• **What you will do**
From the data below, copy out every line in which the word "Policy" occurs.

• **Entries supplied**

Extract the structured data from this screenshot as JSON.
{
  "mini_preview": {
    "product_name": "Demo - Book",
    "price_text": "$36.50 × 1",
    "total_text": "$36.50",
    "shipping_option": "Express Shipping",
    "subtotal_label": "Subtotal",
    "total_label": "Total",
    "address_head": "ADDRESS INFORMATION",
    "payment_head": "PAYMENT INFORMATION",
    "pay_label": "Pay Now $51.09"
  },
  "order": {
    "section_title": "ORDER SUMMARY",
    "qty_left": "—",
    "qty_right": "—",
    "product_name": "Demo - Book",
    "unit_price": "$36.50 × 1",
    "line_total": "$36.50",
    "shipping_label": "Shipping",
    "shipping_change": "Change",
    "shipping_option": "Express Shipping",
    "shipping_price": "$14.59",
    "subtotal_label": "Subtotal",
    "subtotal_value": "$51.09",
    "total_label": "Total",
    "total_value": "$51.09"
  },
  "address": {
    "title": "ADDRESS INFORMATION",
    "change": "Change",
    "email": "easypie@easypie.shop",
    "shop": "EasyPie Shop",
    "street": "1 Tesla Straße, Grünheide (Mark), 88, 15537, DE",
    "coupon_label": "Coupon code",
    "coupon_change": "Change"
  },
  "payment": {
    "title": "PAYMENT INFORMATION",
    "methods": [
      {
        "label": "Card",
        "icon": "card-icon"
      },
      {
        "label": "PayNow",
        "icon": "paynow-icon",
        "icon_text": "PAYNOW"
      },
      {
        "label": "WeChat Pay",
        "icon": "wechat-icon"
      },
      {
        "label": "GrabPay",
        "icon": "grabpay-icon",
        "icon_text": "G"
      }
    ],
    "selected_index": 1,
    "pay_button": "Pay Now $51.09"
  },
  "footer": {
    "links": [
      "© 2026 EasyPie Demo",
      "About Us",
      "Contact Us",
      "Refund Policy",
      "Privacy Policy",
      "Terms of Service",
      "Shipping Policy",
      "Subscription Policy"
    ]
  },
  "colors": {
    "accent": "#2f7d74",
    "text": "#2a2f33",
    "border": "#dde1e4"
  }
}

• **Written response**
      "Refund Policy",
      "Privacy Policy",
      "Shipping Policy",
      "Subscription Policy"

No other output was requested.